**Instructions to follow:** Locate each line in the records containing "Heap". Copy it.

Page and application data records
Start of Block
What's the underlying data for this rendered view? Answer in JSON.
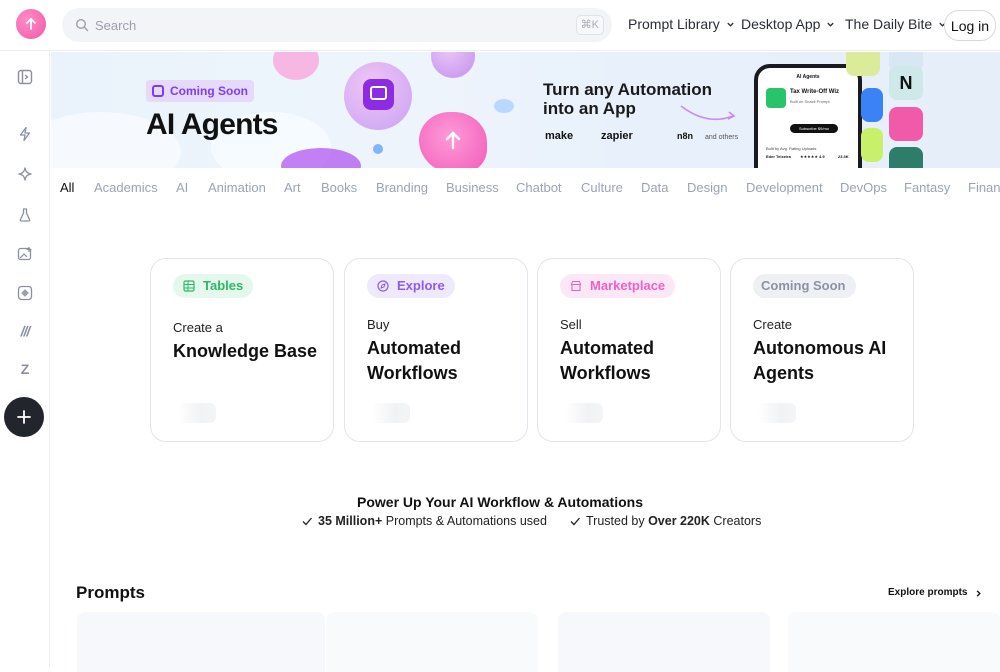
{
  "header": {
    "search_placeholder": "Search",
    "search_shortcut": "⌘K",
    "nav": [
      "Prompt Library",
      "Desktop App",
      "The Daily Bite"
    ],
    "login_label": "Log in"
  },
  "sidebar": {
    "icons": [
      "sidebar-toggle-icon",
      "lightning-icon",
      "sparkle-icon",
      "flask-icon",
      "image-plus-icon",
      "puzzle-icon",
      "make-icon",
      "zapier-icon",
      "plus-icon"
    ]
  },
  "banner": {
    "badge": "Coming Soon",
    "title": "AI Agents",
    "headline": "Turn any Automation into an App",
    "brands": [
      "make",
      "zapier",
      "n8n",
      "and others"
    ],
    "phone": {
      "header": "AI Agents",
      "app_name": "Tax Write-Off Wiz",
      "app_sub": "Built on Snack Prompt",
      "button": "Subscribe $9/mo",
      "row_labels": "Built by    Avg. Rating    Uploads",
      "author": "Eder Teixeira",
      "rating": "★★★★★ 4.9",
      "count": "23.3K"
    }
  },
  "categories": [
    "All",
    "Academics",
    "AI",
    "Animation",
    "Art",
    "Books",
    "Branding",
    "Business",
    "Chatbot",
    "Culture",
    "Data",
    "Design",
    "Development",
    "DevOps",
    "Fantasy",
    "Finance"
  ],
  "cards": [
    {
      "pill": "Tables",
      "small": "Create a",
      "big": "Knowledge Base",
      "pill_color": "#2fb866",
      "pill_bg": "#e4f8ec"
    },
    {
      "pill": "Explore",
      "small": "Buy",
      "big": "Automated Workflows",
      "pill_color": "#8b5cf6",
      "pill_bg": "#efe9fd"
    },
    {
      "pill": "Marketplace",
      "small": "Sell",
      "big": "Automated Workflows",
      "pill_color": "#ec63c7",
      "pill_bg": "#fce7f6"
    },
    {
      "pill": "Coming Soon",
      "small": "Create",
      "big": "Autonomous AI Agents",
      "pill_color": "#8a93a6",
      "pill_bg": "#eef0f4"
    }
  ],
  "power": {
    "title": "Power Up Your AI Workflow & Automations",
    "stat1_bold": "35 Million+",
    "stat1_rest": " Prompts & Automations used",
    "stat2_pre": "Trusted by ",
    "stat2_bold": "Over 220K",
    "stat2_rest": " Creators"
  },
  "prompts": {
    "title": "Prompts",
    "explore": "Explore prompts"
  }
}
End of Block
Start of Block
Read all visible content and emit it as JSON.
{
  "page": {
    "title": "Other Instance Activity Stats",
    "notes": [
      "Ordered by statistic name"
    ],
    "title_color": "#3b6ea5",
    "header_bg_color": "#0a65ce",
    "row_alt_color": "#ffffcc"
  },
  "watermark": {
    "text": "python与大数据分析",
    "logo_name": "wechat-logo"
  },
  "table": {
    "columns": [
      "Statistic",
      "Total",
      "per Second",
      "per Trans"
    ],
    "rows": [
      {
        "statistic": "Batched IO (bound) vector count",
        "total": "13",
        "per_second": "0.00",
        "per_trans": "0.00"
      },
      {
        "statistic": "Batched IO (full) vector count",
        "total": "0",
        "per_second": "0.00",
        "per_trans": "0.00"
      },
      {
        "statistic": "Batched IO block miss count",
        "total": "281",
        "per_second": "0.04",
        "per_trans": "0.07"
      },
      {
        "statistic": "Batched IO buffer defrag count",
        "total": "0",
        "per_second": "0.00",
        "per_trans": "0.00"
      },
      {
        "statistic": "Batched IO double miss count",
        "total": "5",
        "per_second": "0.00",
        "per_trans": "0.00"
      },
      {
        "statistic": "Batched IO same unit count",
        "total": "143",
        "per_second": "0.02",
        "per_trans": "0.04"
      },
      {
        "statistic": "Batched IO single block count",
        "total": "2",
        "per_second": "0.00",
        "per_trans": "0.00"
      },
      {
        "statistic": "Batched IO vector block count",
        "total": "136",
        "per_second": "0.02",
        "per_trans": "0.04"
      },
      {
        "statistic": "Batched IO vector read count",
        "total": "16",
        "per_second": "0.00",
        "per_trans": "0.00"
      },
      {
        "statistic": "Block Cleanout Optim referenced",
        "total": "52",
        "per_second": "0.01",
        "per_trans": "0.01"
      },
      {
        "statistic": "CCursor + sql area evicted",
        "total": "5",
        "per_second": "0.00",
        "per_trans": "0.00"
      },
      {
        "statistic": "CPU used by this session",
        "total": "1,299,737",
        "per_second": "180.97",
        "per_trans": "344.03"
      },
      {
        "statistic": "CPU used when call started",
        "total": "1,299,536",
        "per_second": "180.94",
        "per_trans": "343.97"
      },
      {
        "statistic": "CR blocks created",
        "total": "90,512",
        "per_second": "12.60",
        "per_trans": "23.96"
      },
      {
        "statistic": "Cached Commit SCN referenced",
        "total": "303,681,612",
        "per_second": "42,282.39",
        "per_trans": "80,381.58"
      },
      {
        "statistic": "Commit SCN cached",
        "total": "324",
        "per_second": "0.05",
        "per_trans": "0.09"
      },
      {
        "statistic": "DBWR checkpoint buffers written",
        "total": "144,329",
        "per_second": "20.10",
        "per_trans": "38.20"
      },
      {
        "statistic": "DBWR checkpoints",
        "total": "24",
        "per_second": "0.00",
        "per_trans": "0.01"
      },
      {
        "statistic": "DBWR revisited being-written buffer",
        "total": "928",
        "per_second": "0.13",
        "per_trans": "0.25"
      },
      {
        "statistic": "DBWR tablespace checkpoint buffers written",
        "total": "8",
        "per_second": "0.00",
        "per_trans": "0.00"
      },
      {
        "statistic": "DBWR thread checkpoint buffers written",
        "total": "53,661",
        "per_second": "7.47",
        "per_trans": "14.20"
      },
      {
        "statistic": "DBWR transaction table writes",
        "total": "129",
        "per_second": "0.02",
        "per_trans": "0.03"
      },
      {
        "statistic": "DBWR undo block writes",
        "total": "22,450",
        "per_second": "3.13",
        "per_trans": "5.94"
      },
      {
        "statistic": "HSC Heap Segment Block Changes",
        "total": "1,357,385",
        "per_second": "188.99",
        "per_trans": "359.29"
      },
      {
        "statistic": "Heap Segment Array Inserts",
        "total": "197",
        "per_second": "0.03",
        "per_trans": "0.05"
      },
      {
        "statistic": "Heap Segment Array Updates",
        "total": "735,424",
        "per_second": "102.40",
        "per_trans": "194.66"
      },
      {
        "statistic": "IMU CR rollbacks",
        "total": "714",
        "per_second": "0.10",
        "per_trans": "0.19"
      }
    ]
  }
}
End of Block
**Solved problem:**
        "statistic": "HSC Heap Segment Block Changes",
        "statistic": "Heap Segment Array Inserts",
        "statistic": "Heap Segment Array Updates",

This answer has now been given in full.